Over at The New Republic, Danny Vinik looks at how Cincinnati responded to rioting in 2001 after a young black man was shot by police. Maybe we can't conquer original sin, but we can make things better.
Eugene Robinson has an important op-ed in this morning’s Washington Post. He looks at the deeper reasons for the unrest in Ferguson, Missouri and hits upon a theme that runs through our political life but one which is often ignored. The Civil Rights movement worked, but in working, it left many people behind.
Melissa Boteach from the Center of American Progress looks at some key facts about poverty, especially the way people move in and out of poverty, that it is not the same 15% every year who live below the poverty line. The money quote:
Poverty is not a character flaw, nor is it a fixed set of characteristics that describes some malady suffered by others.
Pope Francis, speaking to a group of eighty Asian bishops, reminded them that the goal of evangelization is to bring people to Christ, not to bring them to me. Another home run talk that deserves a great deal of thought and reflection.
For the second time in as many months, the Washington Post has published an op-ed that unwittingly exposes the culture of death in all its ugliness. I say unwittingly because in both cases the authors of these articles seem blithely unaware of the moral implications of their arguments.

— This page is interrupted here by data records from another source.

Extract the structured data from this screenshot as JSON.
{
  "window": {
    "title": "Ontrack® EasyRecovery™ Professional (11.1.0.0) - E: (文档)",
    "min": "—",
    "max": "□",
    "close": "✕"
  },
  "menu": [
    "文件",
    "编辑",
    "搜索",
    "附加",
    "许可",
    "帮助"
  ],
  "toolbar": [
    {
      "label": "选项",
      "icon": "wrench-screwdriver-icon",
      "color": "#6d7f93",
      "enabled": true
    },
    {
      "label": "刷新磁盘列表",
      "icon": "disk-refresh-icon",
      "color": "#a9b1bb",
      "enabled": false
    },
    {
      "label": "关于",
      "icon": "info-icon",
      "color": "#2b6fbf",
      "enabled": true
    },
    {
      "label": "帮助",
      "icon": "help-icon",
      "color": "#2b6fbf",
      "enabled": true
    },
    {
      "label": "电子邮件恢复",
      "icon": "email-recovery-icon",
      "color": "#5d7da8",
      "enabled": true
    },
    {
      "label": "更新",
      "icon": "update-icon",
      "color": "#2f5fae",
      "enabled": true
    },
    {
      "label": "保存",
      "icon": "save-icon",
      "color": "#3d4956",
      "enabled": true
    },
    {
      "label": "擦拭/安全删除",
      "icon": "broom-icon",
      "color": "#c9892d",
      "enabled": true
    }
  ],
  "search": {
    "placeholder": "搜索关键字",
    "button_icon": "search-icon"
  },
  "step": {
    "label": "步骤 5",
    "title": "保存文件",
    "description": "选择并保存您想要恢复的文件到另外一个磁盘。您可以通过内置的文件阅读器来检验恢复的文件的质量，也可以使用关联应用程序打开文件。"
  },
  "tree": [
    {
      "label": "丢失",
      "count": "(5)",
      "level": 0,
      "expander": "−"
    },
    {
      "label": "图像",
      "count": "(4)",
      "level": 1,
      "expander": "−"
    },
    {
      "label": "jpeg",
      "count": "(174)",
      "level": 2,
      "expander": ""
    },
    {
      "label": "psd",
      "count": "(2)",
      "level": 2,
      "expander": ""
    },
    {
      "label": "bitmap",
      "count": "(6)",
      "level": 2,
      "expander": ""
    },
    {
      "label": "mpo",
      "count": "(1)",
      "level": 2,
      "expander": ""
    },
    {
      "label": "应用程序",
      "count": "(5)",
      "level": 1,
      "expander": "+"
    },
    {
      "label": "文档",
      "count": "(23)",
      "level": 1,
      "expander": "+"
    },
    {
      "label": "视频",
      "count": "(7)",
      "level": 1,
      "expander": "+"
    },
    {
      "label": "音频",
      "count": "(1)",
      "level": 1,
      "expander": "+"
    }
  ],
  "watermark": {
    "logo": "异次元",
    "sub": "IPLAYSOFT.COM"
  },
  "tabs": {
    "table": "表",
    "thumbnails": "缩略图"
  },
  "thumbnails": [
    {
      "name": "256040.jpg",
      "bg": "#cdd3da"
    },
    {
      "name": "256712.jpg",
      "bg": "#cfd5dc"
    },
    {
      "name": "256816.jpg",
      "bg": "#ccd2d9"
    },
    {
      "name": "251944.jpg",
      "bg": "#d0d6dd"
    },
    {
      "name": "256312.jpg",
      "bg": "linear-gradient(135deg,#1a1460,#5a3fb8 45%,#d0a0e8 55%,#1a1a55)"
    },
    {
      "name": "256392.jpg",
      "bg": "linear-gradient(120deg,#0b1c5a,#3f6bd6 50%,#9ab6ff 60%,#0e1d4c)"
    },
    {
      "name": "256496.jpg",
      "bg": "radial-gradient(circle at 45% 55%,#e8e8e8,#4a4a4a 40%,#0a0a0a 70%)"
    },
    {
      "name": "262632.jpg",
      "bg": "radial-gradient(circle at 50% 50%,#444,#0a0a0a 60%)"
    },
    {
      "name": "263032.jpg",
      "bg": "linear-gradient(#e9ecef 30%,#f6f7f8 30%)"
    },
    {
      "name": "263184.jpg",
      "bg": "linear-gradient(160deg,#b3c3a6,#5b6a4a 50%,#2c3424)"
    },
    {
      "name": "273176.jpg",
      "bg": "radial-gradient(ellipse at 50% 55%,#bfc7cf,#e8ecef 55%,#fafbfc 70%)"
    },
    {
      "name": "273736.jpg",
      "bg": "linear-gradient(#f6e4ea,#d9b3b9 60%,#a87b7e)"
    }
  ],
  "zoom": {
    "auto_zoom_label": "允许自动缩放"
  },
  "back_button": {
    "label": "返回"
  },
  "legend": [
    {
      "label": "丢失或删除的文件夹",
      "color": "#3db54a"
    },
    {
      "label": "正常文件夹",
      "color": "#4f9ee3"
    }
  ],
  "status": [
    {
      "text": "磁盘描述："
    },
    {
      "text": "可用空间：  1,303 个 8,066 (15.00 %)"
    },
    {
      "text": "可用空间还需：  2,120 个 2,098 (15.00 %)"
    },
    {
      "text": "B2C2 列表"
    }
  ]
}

It turns out that next month I shall be in Bavaria with a few days to meander around, and the thought occurred that I should visit the battlefield at Blenheim. Up until the advent of air power in the 20th century, battles were often determined by geography, and visiting them always provides greater insight to what transpired. I have never mastered German, and have asked a friend to research whether or not there is much to see. But, this train of thought led me to pull Churchill's "Life of Marlborough" from the shelves of my library.
Over at Catholic Moral Theology, Tobias Winright looks at the recent Vatican statements supporting even military action to save the refugees in Iraq from the onslaught of ISIS.
Until last night, the scenes from Fallujah, Missouri – excuse me, I mean Ferguson, Missouri – were difficult even to watch. These were not standard fare “heavily armed police officers,” of the kind we see here in Washington at inauguration time or when a foreign leader of a volatile nation comes to visit. The images seemed to suggest an invasion was afoot.
At The New Republic, Noam Scheiber on Hillary Clinton's first big mistake.
Politico has the story of GOP anti-immigrant ads dominating their campaigns. The key graph reads: